Education Column It's about time that the standards of Ofsted were questioned by someone
Questions are being asked of OFSTED inspectors following a controversial visit to a Sheffield school '“ and it's good this educational giant is being taken to task.
Forge Valley School was judged to be requiring improvement after inspectors visited in April and then took the very unusual move of making a return visit in June.
The judgement made by OFSTED was an improvement on the previous inspection, in 2013, that put the school into special measures.
But it’s the way the inspection was carried out that angered headteacher Dale Barrowclough and last week he publicly hit out at the process.
It’s right and proper that questions are asked of OFSTED if and when it falls short of the mark; after all, they are the body that are quick to ask questions of schools and the conclusions they reach can make or break careers.
The inspection of this particular Sheffield school appears to have been of farcical proportions. I have never before heard of an inspection team visiting a school and then making another trip a couple of months later, apparently in an attempt to broaden their evidence base.
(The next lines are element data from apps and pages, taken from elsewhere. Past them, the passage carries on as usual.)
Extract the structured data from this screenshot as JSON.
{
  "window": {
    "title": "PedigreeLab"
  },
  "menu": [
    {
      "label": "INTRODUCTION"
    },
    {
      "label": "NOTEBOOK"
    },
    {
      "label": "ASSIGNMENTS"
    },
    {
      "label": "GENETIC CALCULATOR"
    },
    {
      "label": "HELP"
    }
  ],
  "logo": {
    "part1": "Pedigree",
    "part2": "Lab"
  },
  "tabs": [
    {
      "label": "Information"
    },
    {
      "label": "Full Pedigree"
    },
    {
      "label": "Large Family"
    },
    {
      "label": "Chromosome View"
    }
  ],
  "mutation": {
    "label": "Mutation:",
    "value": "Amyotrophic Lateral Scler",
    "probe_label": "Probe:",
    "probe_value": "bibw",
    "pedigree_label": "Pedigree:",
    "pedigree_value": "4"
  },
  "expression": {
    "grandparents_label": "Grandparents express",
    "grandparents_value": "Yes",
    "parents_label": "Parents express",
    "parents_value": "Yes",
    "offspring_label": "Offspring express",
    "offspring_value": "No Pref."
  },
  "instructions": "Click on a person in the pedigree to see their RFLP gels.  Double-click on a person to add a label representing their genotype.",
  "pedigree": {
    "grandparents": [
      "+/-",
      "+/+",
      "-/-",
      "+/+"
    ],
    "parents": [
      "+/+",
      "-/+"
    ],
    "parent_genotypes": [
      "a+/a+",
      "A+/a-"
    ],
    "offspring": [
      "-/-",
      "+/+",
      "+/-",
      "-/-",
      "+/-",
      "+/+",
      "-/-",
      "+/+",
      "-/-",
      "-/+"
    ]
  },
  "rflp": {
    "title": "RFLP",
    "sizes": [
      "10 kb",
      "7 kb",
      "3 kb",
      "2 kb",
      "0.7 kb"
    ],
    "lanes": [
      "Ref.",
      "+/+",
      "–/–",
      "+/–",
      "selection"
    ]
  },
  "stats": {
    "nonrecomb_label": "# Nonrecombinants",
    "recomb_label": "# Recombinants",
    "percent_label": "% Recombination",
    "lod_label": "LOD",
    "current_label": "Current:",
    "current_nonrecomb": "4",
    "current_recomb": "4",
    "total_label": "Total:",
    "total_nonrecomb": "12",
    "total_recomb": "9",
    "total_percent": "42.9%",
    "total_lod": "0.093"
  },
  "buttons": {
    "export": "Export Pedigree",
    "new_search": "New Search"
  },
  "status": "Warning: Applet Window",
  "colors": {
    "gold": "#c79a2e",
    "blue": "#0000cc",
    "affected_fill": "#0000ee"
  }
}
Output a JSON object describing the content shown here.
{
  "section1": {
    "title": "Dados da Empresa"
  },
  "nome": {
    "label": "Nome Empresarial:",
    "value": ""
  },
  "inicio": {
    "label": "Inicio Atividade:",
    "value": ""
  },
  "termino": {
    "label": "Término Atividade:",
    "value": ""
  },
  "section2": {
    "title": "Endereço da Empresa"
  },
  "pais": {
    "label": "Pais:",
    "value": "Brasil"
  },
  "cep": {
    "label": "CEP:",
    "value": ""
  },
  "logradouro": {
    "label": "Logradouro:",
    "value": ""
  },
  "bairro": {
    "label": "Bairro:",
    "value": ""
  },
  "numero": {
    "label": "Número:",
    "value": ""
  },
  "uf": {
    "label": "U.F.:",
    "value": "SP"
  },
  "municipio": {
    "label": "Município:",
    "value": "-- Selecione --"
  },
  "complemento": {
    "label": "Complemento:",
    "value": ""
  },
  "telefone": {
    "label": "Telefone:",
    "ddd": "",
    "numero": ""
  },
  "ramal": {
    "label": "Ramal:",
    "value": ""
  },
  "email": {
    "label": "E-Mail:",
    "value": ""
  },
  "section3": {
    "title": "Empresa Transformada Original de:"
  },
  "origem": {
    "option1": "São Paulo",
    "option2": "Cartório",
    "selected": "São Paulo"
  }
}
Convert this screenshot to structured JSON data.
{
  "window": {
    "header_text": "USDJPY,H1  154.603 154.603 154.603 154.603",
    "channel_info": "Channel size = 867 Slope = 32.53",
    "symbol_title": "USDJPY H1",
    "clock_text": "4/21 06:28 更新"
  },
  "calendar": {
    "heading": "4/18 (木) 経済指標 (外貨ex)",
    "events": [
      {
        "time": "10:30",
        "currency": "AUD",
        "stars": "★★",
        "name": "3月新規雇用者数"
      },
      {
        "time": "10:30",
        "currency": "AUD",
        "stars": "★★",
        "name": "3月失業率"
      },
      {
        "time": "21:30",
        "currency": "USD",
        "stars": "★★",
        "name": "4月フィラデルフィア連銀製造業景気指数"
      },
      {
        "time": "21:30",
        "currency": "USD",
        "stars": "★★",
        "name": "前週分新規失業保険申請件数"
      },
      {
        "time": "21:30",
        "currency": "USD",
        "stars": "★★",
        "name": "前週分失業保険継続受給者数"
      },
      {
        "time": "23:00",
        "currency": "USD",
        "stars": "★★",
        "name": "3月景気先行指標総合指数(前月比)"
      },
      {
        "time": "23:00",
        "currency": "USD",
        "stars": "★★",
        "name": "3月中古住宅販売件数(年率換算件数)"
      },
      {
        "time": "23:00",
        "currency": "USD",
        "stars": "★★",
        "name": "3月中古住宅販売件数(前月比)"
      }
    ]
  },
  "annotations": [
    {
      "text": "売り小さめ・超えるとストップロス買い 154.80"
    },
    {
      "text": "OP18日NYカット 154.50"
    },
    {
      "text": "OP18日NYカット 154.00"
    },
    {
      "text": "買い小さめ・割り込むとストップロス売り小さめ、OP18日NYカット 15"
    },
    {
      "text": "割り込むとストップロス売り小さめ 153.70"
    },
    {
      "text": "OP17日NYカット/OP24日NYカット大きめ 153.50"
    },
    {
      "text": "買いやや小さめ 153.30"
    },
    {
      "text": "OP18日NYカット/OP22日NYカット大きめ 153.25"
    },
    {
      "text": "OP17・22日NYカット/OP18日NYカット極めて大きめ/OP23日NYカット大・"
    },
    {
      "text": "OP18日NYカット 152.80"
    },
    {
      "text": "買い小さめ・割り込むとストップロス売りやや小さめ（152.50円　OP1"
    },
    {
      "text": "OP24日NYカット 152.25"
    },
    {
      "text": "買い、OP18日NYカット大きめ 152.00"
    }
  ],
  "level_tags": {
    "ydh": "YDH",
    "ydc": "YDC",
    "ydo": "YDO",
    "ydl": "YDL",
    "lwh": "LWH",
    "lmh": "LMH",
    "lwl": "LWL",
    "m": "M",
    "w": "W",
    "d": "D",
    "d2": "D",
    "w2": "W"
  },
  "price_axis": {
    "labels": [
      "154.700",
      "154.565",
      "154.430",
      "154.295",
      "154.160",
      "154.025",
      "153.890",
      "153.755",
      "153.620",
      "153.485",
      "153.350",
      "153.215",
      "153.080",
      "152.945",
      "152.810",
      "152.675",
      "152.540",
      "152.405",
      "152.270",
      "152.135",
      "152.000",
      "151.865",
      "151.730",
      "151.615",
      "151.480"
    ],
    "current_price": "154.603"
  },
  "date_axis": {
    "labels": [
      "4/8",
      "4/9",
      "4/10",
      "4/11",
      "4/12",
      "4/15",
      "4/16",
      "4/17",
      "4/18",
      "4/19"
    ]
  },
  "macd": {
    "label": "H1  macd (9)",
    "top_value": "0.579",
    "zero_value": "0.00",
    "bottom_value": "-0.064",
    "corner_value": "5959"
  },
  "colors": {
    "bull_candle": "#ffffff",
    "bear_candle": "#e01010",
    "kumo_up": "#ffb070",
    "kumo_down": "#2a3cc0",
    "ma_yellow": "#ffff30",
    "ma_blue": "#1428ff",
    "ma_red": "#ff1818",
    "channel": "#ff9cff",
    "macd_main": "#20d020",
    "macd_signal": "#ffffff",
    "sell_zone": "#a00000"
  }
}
To understand how bizarre and unacceptable this move was, it’s important to realised just how stressful, just how momentous the phone call from OFSTED actually is. When the inspection from OFSTED is due, schools are full of tension for weeks – maybe months, and in some case years – until the call comes on the Monday or Tuesday about the inspection in that week.
I know headteachers that have suffered stress-related illnesses from this process. Their whole future can depend on the outcome of an inspection and so it’s unsurprising every single weekend becomes a hotbed of stress and pressure.
When the inspection comes, it’s important it is carried out professionally, efficiently and with as little impact on the day-to- day running of the school as possible. The inspection team should know exactly what they are looking for.
The moment an inspection team leaves the school is either one of huge relief or massive anxiety, depending on the indications about the outcome. But whichever way it goes, the report should be written swiftly so that the management team, teaching staff, parents and children know where they stand.
What nobody needs is a lengthy delay in completing the report, let alone a further visit a couple of months later.
Forge Valley has really been put through the mill. It has suffered the stress of the original inspection, ridiculous delays in the final verdict and the further anxiety caused by the return visit.
Mr Barrowclough is right to be frustrated. He, along with headteachers up and down the country, should expect the utmost professionalism from the organisation that upholds standards in education. What are we to do if OFSTED cannot uphold its own standards? Some of the claims being made by those at Forge Valley are very troubling. It’s well known inspectors shouldn’t try to predict the forthcoming ‘Progress 8’ scores. The calculation is just too difficult to forecast.
The suggestion that inspectors sought to predict the Progress 8 score a Forge Valley is worrying – it would go against their own guidelines. If judgements have been made using this, the school should get answers from OFSTED about its conduct following the investigation that is taking place.
Similarly, claims that key safeguarding documents were lost are even more concerning. If a school breached of safeguarding rules, it would be severely punished in the judgement and report. That should be the case for OFSTED. An inspection should also take into account special circumstances and have a holistic viewpoint of daily life there, not be blighted by narrowmindedness.
It is, of course, right that a judgement is not reached on a school until all the appropriate information has been collated. But this should be done during the initial visit.
If claims made by the school are correct, what we have seen at Forge Valley is an inspection process that certainly requires improvement.